The period I’m most intrigued by is early 20th century avant garde and modernist art. It’s because I have a love of political history generally and it was a time of great ferment, social change and idealistic Utopianism among many artists of the time. There was a purity of intent there that became lessened in my opinion later on in the century.
I understand you did a placement with the National Trust recently, what did that involve?
I was researching the garden space at Monk’s House, looking at the archival evidence as to how it would have looked during the time Virginia and Leonard Woolf lived there. I was challenged by the perspective of which historical point in the gardens evolution to choose when considering restoration work.
Why did you choose to study Art History and Curating at postgraduate level?
I had done a degree in photography, but realised that my passion was really in the research side rather than the actual artistic practice itself. It was a good degree choose for that perspective. I love looking at old pictures and information trying to piece together a bigger story or come to new conclusions. Much of my undergrad was about that sort of project.
You’re also a very keen photographer, what sort of images do you take? Where can we see more?
I’ve not been so active recently, life is full. I’m looking forward to the time when I can get personally involved in a new photography project. I like to pick a subject that intrigues me or where I have philosophical questions, then adapt my artistic approach to suit. That can take me from wet plate collodion images to highly manipulated digital compositions.
Do you have a favourite artwork? Why did you choose this?
Artwork… I have many. My favourite photographer of all time has got to be Lazlo Maholy Nagy. His alternative way of seeing was truly original in his day. I look at his photographs and there is something about them that put me on edge. They are slightly unhuman…alien and make me think of our normally quite narrow perspective set my the height of our eyes. In life we don’t tend to try and see the world in this way.

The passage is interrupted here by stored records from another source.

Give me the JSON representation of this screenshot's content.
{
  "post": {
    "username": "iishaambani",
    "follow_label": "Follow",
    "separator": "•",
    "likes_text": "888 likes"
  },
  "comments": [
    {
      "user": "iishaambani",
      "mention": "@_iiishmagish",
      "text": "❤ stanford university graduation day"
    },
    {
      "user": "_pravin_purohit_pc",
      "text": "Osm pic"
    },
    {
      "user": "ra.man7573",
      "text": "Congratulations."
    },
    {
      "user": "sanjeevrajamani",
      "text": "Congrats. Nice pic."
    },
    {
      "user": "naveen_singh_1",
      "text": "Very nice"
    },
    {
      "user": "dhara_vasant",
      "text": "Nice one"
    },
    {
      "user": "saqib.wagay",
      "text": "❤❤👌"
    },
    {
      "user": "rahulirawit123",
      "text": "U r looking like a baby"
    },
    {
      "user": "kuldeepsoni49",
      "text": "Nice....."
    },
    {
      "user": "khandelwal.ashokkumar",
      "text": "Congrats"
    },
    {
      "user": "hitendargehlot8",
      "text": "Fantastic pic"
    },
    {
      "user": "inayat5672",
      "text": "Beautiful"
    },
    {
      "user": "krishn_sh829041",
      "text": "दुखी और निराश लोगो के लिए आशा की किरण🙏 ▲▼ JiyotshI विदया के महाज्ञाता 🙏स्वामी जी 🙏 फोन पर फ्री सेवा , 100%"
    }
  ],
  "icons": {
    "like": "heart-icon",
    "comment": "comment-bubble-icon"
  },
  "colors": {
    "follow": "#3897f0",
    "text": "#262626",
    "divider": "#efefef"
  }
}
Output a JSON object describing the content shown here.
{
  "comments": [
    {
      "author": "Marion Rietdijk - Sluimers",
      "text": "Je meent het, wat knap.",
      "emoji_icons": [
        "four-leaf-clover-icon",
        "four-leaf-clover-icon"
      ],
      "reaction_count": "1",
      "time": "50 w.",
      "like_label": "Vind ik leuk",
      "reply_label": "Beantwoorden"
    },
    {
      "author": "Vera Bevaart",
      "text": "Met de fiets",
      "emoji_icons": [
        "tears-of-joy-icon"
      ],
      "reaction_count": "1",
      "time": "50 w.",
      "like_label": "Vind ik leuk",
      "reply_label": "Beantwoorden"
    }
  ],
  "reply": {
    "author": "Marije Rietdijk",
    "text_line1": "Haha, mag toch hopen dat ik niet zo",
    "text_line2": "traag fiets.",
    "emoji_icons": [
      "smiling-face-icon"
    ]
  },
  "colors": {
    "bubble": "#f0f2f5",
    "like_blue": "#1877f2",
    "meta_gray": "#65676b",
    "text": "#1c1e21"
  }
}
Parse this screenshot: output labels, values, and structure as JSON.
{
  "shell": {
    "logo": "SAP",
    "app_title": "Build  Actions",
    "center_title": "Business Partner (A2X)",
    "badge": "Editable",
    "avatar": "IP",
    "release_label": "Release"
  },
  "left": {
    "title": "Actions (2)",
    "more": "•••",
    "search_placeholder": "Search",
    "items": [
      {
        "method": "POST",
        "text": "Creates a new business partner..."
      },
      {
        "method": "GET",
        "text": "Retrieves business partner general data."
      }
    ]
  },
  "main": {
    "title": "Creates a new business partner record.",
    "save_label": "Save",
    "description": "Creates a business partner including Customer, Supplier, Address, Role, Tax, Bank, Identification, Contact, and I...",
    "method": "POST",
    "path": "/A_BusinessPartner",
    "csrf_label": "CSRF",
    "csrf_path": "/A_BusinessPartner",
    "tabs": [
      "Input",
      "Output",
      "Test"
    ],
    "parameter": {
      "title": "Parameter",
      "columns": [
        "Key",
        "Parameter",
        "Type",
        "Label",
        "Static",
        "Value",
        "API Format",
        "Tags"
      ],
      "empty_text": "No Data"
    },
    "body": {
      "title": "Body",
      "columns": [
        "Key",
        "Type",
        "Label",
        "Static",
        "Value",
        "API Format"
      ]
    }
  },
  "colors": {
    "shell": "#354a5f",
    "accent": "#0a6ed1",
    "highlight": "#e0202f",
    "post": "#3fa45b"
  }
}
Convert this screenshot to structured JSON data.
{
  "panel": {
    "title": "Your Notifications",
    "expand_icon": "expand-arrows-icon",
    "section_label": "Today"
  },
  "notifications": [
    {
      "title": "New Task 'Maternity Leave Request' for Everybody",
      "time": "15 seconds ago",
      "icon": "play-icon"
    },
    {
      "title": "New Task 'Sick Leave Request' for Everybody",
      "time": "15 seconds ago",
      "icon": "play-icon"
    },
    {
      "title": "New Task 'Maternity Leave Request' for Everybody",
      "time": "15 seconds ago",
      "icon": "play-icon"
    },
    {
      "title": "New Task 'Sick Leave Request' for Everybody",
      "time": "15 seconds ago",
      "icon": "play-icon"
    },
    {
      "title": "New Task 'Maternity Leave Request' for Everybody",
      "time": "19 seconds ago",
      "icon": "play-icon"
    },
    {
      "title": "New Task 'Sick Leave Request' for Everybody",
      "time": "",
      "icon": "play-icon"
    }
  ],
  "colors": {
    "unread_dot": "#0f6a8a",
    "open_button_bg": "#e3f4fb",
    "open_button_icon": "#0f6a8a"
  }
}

And finally, what is your favourite heritage site?
Strangely… and it’s nothing to do with photography, curating or art history as such.. But my favourite place is Avebury. I feel a deep sense of peace and a continuity of human history there. It gives a sense of perspective on human endeavour. Another place I love to sit and be, when I’m in London, is the National Portrait Gallery, especially sitting in the Tudor galleries. I have been known to sit in front of the coronation portrait of Queen Elizabeth I and muse on her life. Another place is the round gallery in the Tuileries, Paris. I was 18 when I stood in-front of Monet’s Water Lilies. To this day it remains the moment when I first experienced art as a profound part of life, rather than seeing art as decorative pictures hiding stains on a wall. It’s not that I think that Monet is the best artist ever, it’s just that moment being surrounded by purples and greens, opened my eyes to the importance of art as part of our human experience. Art and our appreciation of it, takes us outside of our immediate life concerns and has the power to change us in subtle or deeper ways depending.